Did you set yourself any dance goals to achieve this summer? How about for next term?

Tap Workshop: Improvisation & Choreography

Tap Poster

Last night I went to the final Tap workshop as part of Morley College’s ‘Summer Shorts’…Improvisation and Choreography. There were less people than last week, but still plenty of us there for the 2 hour workshop.

We warmed up in a circle, then we went round the circle (like last week) and had to fill 4 bars with something using heels & toes only… ARGH! We did this a few times, and then we did some exercises in rows facing the mirror, such as playing with crawls, we refreshed our memories on some steps, did some call and response (i.e. respond to the teacher’s combination with something different, but to the same beat) and made up our own time step. We also made up some of our own choreography in pairs, and did some improvisation in smaller groups where one person danced in the middle and then signalled to someone that they were going to swap with them.

It was so much fun! But it was also kind of scary to come up with something on the spot when the spotlight is on you. I think it got easier as the time went on, but there is always that feeling of butterflies when you know you’re next! Everyone was in the same boat and really supportive of each other, and our teacher is very encouraging. I have done improvisation before in other styles of dance, but trying to make my feet do what I wanted them to do was another story! I’d love to drop into the splits and slide back up to standing like the Nicholas Brothers, or Prince, but it ain’t happening.

Great tips I picked up for improvisation:

  • Don’t plan ahead
  • Steal steps from other people!
  • Keep it simple

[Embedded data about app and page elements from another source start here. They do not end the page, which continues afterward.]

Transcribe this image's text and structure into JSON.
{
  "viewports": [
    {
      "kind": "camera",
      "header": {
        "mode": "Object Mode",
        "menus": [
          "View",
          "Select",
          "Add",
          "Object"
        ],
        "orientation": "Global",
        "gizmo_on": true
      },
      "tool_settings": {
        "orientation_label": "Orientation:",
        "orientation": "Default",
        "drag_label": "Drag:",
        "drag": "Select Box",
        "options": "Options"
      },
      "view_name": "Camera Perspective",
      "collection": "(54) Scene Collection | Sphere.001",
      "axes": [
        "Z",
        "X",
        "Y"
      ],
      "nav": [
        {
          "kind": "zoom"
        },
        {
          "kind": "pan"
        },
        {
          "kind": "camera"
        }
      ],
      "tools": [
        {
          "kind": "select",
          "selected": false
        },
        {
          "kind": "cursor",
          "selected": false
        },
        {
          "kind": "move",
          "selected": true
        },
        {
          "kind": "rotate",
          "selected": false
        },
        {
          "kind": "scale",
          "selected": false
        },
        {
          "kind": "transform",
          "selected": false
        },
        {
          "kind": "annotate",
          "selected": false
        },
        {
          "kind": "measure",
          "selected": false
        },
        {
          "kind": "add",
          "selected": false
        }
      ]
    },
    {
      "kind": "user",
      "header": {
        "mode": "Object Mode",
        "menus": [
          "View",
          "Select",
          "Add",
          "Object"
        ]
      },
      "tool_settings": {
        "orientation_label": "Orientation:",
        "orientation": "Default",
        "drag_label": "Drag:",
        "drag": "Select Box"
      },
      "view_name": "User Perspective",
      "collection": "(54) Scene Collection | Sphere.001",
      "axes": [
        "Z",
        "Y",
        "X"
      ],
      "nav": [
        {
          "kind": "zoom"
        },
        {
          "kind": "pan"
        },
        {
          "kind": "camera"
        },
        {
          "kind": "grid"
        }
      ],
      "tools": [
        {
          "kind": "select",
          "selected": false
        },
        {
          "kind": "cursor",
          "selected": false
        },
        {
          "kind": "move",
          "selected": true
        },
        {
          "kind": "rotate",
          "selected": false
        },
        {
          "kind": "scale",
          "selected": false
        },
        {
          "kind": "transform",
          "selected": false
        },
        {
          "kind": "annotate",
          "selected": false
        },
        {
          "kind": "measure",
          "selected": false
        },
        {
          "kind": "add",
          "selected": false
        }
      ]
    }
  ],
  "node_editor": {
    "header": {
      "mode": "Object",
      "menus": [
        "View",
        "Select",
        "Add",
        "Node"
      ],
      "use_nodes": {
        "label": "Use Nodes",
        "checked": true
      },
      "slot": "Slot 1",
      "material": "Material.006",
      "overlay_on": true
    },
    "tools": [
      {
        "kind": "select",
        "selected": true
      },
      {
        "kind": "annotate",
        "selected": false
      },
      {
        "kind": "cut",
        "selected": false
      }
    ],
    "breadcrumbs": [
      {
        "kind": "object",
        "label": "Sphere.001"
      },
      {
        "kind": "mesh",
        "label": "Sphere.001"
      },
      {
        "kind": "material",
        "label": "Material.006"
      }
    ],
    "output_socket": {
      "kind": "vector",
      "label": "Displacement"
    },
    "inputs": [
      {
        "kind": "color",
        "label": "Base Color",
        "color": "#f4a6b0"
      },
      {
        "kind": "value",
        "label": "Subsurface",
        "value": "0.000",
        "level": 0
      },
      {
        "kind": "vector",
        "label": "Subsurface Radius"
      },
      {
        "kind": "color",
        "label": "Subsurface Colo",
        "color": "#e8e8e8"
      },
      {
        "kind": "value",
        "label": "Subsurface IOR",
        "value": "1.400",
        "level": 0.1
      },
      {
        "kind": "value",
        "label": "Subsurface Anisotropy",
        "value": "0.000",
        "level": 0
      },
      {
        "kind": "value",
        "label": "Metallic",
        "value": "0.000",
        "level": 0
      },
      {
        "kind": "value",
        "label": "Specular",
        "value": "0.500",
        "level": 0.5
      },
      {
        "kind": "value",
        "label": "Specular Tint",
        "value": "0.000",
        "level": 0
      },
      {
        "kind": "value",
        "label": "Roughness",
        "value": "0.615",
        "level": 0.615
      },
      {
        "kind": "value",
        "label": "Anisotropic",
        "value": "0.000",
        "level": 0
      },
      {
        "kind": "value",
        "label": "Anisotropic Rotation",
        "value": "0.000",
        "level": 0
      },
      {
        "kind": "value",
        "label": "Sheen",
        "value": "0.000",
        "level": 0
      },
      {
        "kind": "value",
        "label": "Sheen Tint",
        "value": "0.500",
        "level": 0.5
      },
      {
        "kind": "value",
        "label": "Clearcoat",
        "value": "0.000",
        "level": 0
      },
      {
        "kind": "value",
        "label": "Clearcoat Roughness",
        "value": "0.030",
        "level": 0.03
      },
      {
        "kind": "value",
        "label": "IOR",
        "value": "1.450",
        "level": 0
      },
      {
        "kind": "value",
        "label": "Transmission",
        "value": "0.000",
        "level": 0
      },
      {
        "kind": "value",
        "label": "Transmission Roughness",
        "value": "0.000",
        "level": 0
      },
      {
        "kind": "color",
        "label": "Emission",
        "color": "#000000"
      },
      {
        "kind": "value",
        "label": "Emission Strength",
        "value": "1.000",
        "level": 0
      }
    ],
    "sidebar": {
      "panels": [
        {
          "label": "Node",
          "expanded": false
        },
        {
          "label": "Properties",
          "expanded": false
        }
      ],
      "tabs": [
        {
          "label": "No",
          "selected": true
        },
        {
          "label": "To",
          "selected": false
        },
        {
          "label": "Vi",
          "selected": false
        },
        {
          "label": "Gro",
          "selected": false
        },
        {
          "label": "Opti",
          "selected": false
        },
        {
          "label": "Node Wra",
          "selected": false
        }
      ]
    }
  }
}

One I would add for me is to repetitively practice steps over the summer using your new tap board! We are DEFINITELY going to be moving to a house over the next few months (YAY!) so I will be able to utilise this resource more fully LOL.

Side note: I have been suffering a bit the last few weeks with tender Achilles tendons, but I didn’t want to miss this class, having missed three weeks of the last term of classes. I am wondering if my Achilles tendons are inflamed from over-use, plus I’ve had swollen ankles from the humid heat, which has thankfully cooled. I will rest after this…I promise (Rest, Ice, Compression, Elevation)! I have one more summer workshop coming up – the Adult Summer Intensive at Rambert, Waterloo, which one of my Tap friends might be joining me at. I need to see how I go. Might have to wear ankle supports.

Prince Splits

A Little Practice 

This evening I decided to actually practice the routines for tomorrow’s tap class, using what I filmed 2 weeks ago. I know I missed what extra they learned last week, but it won’t be so bad if I get the first bit right! 

Decided to glam it up this evening!